How Often Should You Send Marketing Emails? Ask Yourself These 10 Questions
When deciding on the frequency of your email marketing campaign, it is essential to bear in mind that the target audience and the purpose of your messages are more critical. With that in mind, identifying how often to send emails to your prospects and customers may include, but is not limited to, the following considerations.
1. What Value Are Your Emails Providing?
When a message’s perceived value is high, the recipient will have fewer objections to receiving your emails more frequently.
It may sound obvious, but merely restating an offer that has already been communicated would have less interest to a recipient than a new and relevant offer.
2. What Are The Characteristics Of This Email Segment?
Depending on the identified segment, more frequent communications may not prove to be of additional value, and in some cases, maybe considered over-communication. Ensure that you establish and communicate the frequency and focus of your emails during the subscription process.
Once subscribers know what to expect, they can anticipate your messages.
Over-communication can harm your email campaign by limiting the effectiveness of the planned messages.
3. At What Frequency Do Your Subscribers Want To Receive Emails?
If you currently send out multiple weekly email communications and are unsure whether the frequency is acceptable, do not rely on an opt-out or complaint rates to tell you if it is too much.
Links to surveys within your standard messages asking your recipients to “help make our emails better” can help to determine the optimal (or desired) frequency.
4. Did You Determine Frequency During The Opt-In/subscribe Process?
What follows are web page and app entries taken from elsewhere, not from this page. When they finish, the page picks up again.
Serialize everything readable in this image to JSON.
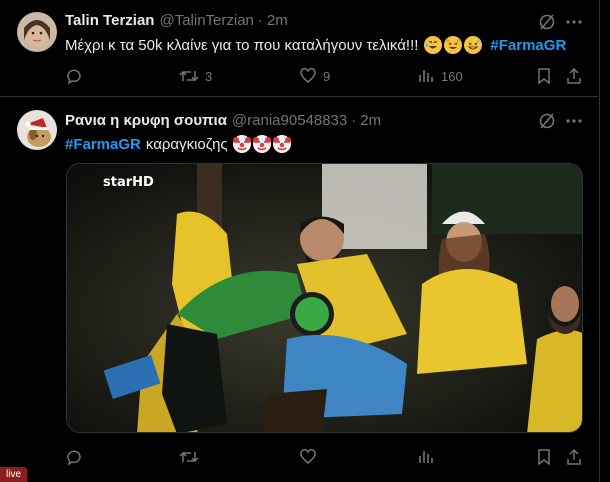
{
  "tweets": [
    {
      "name": "Talin Terzian",
      "handle": "@TalinTerzian",
      "time": "2m",
      "text": "Μέχρι κ τα 50k κλαίνε για το που καταλήγουν τελικά!!!",
      "emojis": [
        "rolling-on-floor-laughing",
        "grinning-squinting-cat",
        "grinning-with-sweat"
      ],
      "hashtag": "#FarmaGR",
      "stats": {
        "replies": "",
        "retweets": "3",
        "likes": "9",
        "views": "160"
      }
    },
    {
      "name": "Ρανια η κρυφη σουπια",
      "handle": "@rania90548833",
      "time": "2m",
      "hashtag": "#FarmaGR",
      "text": "καραγκιοζης",
      "emojis": [
        "clown-face",
        "clown-face",
        "clown-face"
      ],
      "media": {
        "watermark": "starHD"
      },
      "stats": {
        "replies": "",
        "retweets": "",
        "likes": "",
        "views": ""
      }
    }
  ],
  "overlay": {
    "live_label": "live"
  },
  "colors": {
    "accent": "#1d9bf0",
    "muted": "#71767b",
    "border": "#2f3336",
    "background": "#000000"
  },
  "icons": [
    "grok-icon",
    "more-icon",
    "reply-icon",
    "retweet-icon",
    "like-icon",
    "views-icon",
    "bookmark-icon",
    "share-icon"
  ]
}
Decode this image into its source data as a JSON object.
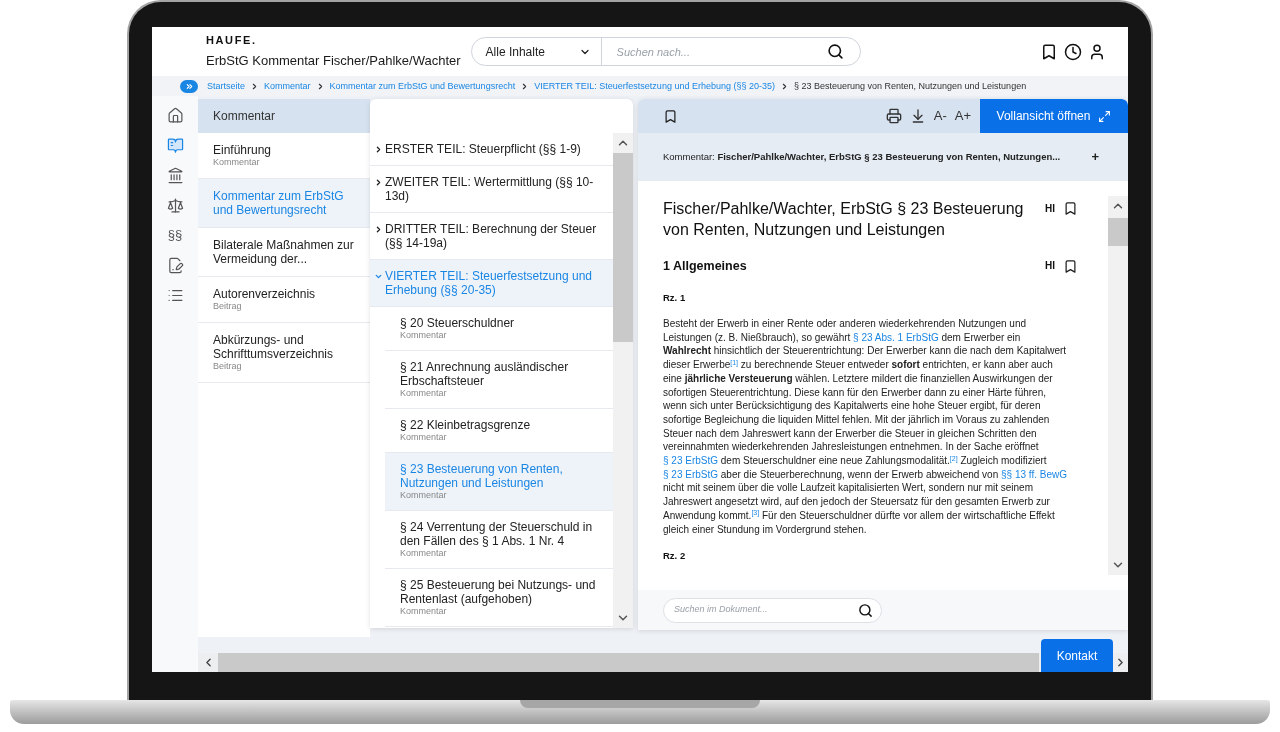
{
  "header": {
    "logo": "HAUFE.",
    "title": "ErbStG Kommentar Fischer/Pahlke/Wachter",
    "scope": "Alle Inhalte",
    "search": {
      "placeholder": "Suchen nach..."
    }
  },
  "breadcrumb": [
    {
      "label": "Startseite",
      "current": false
    },
    {
      "label": "Kommentar",
      "current": false
    },
    {
      "label": "Kommentar zum ErbStG und Bewertungsrecht",
      "current": false
    },
    {
      "label": "VIERTER TEIL: Steuerfestsetzung und Erhebung (§§ 20-35)",
      "current": false
    },
    {
      "label": "§ 23 Besteuerung von Renten, Nutzungen und Leistungen",
      "current": true
    }
  ],
  "rail": [
    {
      "selected": false
    },
    {
      "selected": true
    },
    {
      "selected": false
    },
    {
      "selected": false
    },
    {
      "label": "§§",
      "selected": false
    },
    {
      "selected": false
    },
    {
      "selected": false
    }
  ],
  "sidebar": {
    "title": "Kommentar",
    "items": [
      {
        "title": "Einführung",
        "subtitle": "Kommentar",
        "selected": false
      },
      {
        "title": "Kommentar zum ErbStG und Bewertungsrecht",
        "selected": true
      },
      {
        "title": "Bilaterale Maßnahmen zur Vermeidung der...",
        "selected": false
      },
      {
        "title": "Autorenverzeichnis",
        "subtitle": "Beitrag",
        "selected": false
      },
      {
        "title": "Abkürzungs- und Schrifttumsverzeichnis",
        "subtitle": "Beitrag",
        "selected": false
      }
    ]
  },
  "toc": {
    "items": [
      {
        "label": "ERSTER TEIL: Steuerpflicht (§§ 1-9)",
        "expanded": false
      },
      {
        "label": "ZWEITER TEIL: Wertermittlung (§§ 10-13d)",
        "expanded": false
      },
      {
        "label": "DRITTER TEIL: Berechnung der Steuer (§§ 14-19a)",
        "expanded": false
      },
      {
        "label": "VIERTER TEIL: Steuerfestsetzung und Erhebung (§§ 20-35)",
        "expanded": true,
        "children": [
          {
            "label": "§ 20 Steuerschuldner",
            "subtitle": "Kommentar",
            "selected": false
          },
          {
            "label": "§ 21 Anrechnung ausländischer Erbschaftsteuer",
            "subtitle": "Kommentar",
            "selected": false
          },
          {
            "label": "§ 22 Kleinbetragsgrenze",
            "subtitle": "Kommentar",
            "selected": false
          },
          {
            "label": "§ 23 Besteuerung von Renten, Nutzungen und Leistungen",
            "subtitle": "Kommentar",
            "selected": true
          },
          {
            "label": "§ 24 Verrentung der Steuerschuld in den Fällen des § 1 Abs. 1 Nr. 4",
            "subtitle": "Kommentar",
            "selected": false
          },
          {
            "label": "§ 25 Besteuerung bei Nutzungs- und Rentenlast (aufgehoben)",
            "subtitle": "Kommentar",
            "selected": false
          }
        ]
      }
    ]
  },
  "document": {
    "toolbar": {
      "decrease_font": "A-",
      "increase_font": "A+",
      "open_button": "Vollansicht öffnen"
    },
    "source": "Kommentar: **Fischer/Pahlke/Wachter, ErbStG § 23 Besteuerung von Renten, Nutzungen...**",
    "expand": "+",
    "title": "Fischer/Pahlke/Wachter, ErbStG § 23 Besteuerung von Renten, Nutzungen und Leistungen",
    "title_tag": "HI",
    "blocks": [
      {
        "kind": "heading",
        "text": "1 Allgemeines",
        "tag": "HI"
      },
      {
        "kind": "margin_number",
        "text": "Rz. 1"
      },
      {
        "kind": "paragraph",
        "segments": [
          {
            "kind": "text",
            "text": "Besteht der Erwerb in einer Rente oder anderen wiederkehrenden Nutzungen und Leistungen (z. B. Nießbrauch), so gewährt "
          },
          {
            "kind": "link",
            "text": "§ 23 Abs. 1 ErbStG"
          },
          {
            "kind": "text",
            "text": " dem Erwerber ein **Wahlrecht** hinsichtlich der Steuerentrichtung: Der Erwerber kann die nach dem Kapitalwert dieser Erwerbe"
          },
          {
            "kind": "footnote",
            "text": "[1]"
          },
          {
            "kind": "text",
            "text": " zu berechnende Steuer entweder **sofort** entrichten, er kann aber auch eine **jährliche Versteuerung** wählen. Letztere mildert die finanziellen Auswirkungen der sofortigen Steuerentrichtung. Diese kann für den Erwerber dann zu einer Härte führen, wenn sich unter Berücksichtigung des Kapitalwerts eine hohe Steuer ergibt, für deren sofortige Begleichung die liquiden Mittel fehlen. Mit der jährlich im Voraus zu zahlenden Steuer nach dem Jahreswert kann der Erwerber die Steuer in gleichen Schritten den vereinnahmten wiederkehrenden Jahresleistungen entnehmen. In der Sache eröffnet "
          },
          {
            "kind": "link",
            "text": "§ 23 ErbStG"
          },
          {
            "kind": "text",
            "text": " dem Steuerschuldner eine neue Zahlungsmodalität."
          },
          {
            "kind": "footnote",
            "text": "[2]"
          },
          {
            "kind": "text",
            "text": " Zugleich modifiziert "
          },
          {
            "kind": "link",
            "text": "§ 23 ErbStG"
          },
          {
            "kind": "text",
            "text": " aber die Steuerberechnung, wenn der Erwerb abweichend von "
          },
          {
            "kind": "link",
            "text": "§§ 13 ff. BewG"
          },
          {
            "kind": "text",
            "text": " nicht mit seinem über die volle Laufzeit kapitalisierten Wert, sondern nur mit seinem Jahreswert angesetzt wird, auf den jedoch der Steuersatz für den gesamten Erwerb zur Anwendung kommt."
          },
          {
            "kind": "footnote",
            "text": "[3]"
          },
          {
            "kind": "text",
            "text": " Für den Steuerschuldner dürfte vor allem der wirtschaftliche Effekt gleich einer Stundung im Vordergrund stehen."
          }
        ]
      },
      {
        "kind": "margin_number",
        "text": "Rz. 2"
      }
    ],
    "search": {
      "placeholder": "Suchen im Dokument..."
    }
  },
  "contact_button": "Kontakt"
}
If you have the ability to control the frequency of an email campaign for any given recipient, ask their desired frequency for receiving your messages during the subscription process.
Subscribers who feel more in control of their messages are likely to exhibit increased opens and interactions.
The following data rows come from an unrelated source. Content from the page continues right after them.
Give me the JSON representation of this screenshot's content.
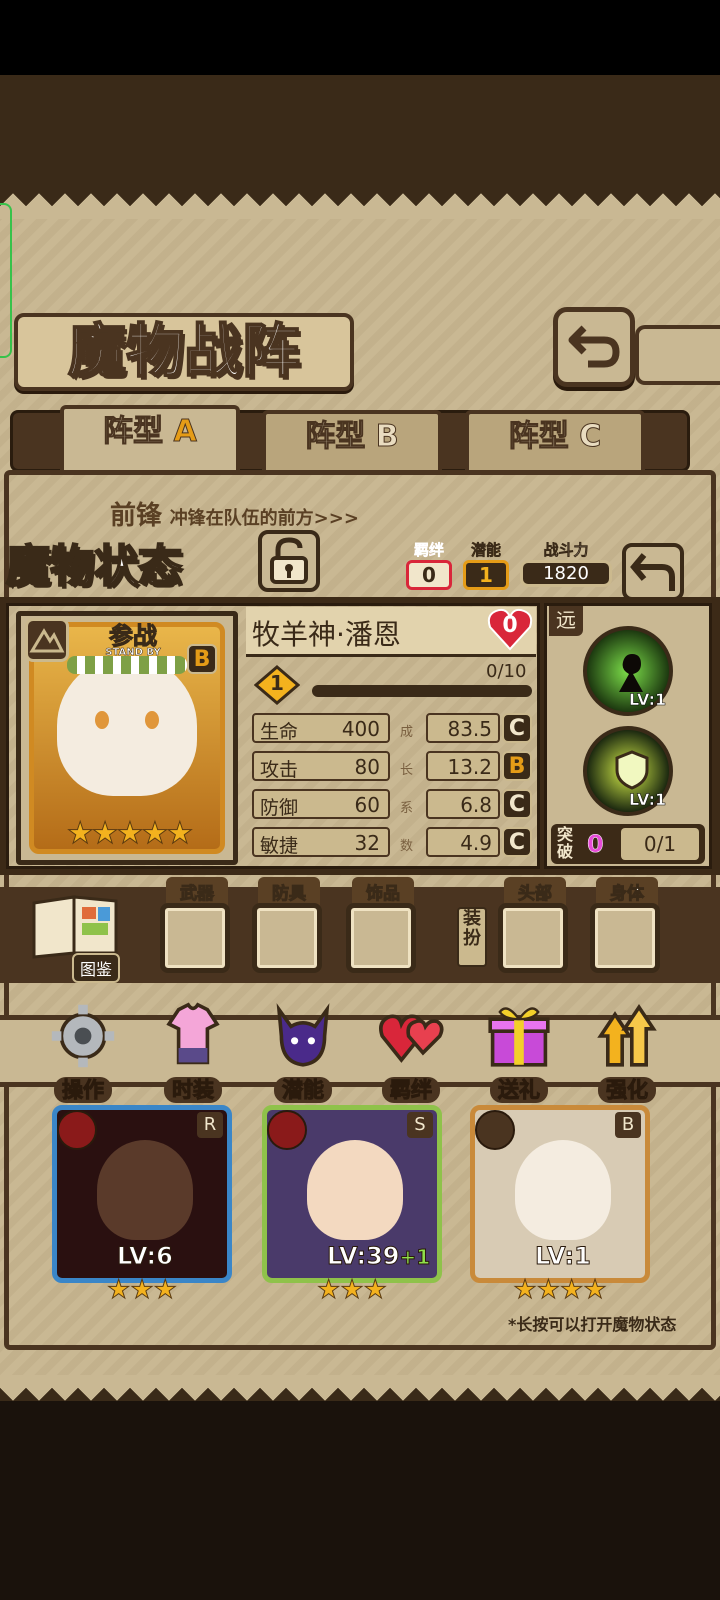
{
  "header": {
    "title": "魔物战阵",
    "back_icon": "return-arrow-icon"
  },
  "formation_tabs": [
    {
      "label": "阵型",
      "letter": "A"
    },
    {
      "label": "阵型",
      "letter": "B"
    },
    {
      "label": "阵型",
      "letter": "C"
    }
  ],
  "vanguard": {
    "label": "前锋",
    "desc": "冲锋在队伍的前方>>>"
  },
  "status": {
    "title": "魔物状态",
    "lock_icon": "padlock-icon",
    "bond_label": "羁绊",
    "bond_value": "0",
    "potential_label": "潜能",
    "potential_value": "1",
    "power_label": "战斗力",
    "power_value": "1820"
  },
  "monster": {
    "standby_label": "参战",
    "standby_sub": "STAND BY",
    "rank": "B",
    "name": "牧羊神·潘恩",
    "heart_count": "0",
    "level": "1",
    "exp_text": "0/10",
    "exp_fraction": 0.0,
    "stars": 5,
    "range_label": "远",
    "stats": [
      {
        "label": "生命",
        "value": "400",
        "growth": "83.5",
        "grade": "C"
      },
      {
        "label": "攻击",
        "value": "80",
        "growth": "13.2",
        "grade": "B"
      },
      {
        "label": "防御",
        "value": "60",
        "growth": "6.8",
        "grade": "C"
      },
      {
        "label": "敏捷",
        "value": "32",
        "growth": "4.9",
        "grade": "C"
      }
    ],
    "growth_label": [
      "成",
      "长",
      "系",
      "数"
    ],
    "skills": [
      {
        "level": "LV:1"
      },
      {
        "level": "LV:1"
      }
    ],
    "breakthrough_label": "突破",
    "breakthrough_count": "0",
    "breakthrough_progress": "0/1"
  },
  "equipment": {
    "codex_label": "图鉴",
    "slots": [
      {
        "label": "武器"
      },
      {
        "label": "防具"
      },
      {
        "label": "饰品"
      },
      {
        "label": "头部"
      },
      {
        "label": "身体"
      }
    ],
    "dress_label": "装扮"
  },
  "menu": [
    {
      "label": "操作",
      "icon": "gear-icon"
    },
    {
      "label": "时装",
      "icon": "dress-icon"
    },
    {
      "label": "潜能",
      "icon": "demon-icon"
    },
    {
      "label": "羁绊",
      "icon": "hearts-icon"
    },
    {
      "label": "送礼",
      "icon": "gift-icon"
    },
    {
      "label": "强化",
      "icon": "upgrade-arrows-icon"
    }
  ],
  "roster": [
    {
      "rank": "R",
      "level": "LV:6",
      "bonus": "",
      "stars": 3
    },
    {
      "rank": "S",
      "level": "LV:39",
      "bonus": "+1",
      "stars": 3
    },
    {
      "rank": "B",
      "level": "LV:1",
      "bonus": "",
      "stars": 4
    }
  ],
  "hint": "*长按可以打开魔物状态",
  "colors": {
    "gold": "#f3b21e",
    "grade_b": "#e59c17",
    "heart": "#d9263a",
    "panel_dark": "#3c2a17"
  }
}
5. What Is The Frequency Of Your Existing Email Marketing Campaigns?
What messages are you currently sending to your email recipients and what role do these existing messages play in your current marketing and communications strategy? What messages do your subscribers deem most important?
6. What Are Your Current Frequency Rules And Thresholds?
Many marketers limit the total number of messages that are delivered to any given recipient over a period of time. Frequency thresholds will need to be reviewed.
7. Are You Increasing The Frequency Of An Existing Email Campaign?
It is important to consider any promises that you made to your recipient. If you are increasing the frequency of an existing email program, you will first need to inform your subscriber.
For instance, if you would like to enhance a newsletter communication that will be sent once per month rather than once every two months, you will need to inform them of the change as well as allow them to modify their subscription – or at least remind them that they can opt-out of the email program at any time.
It is also important to let your recipient know why you are increasing the frequency and why these messages are of value.
8. How Engaged Are Your Email Subscribers?
Your most engaged customers and recipients may have few objections to increased frequency. Not only have these engaged recipients demonstrated a desire to receive your messages, but they are also more likely to complete your desired call-to-action. It is recommended that you establish a communication strategy that accounts for the current level of engagement with your most active recipients.
9. Have You Monitored Opt-Outs And Invited Recipients To Participate In Opt-Out Surveys?
You can determine if your frequency is proving too much by reviewing your campaign reporting. Opt-outs are the most direct result of over-communicating, but you can also look at open and click-through rates as you add more communications to your program.
Consider inviting a recipient who wants to opt-out to complete a brief survey as to why they would like to discontinue the subscription. You will also need to provide an easy one-click opt-out that is not contingent on the survey.
10. Do You Test Your Strategy And Frequency?
Some organizations could send daily, while others with a less engaged following would see unsubscribe rates spike if they began sending daily.
Whether the intent is to sell or to inform, each email should include valuable content. If the content is relevant and anticipated by the recipient, frequency becomes a secondary consideration.
How Often Should You Email Your List?
Some marketers believe that the more communications they send, the greater the rate of conversion. Approaching your email campaigns this way will yield recipient fatigue, spam complaints, and list attrition. Set standards and frequency caps per program type and adhere to them.
If you’re getting pressure to exceed those caps, you can defend them by determining the value of an email address to your organization. Place a number on it, and the loss of an address to an unsubscribe becomes tangible and real.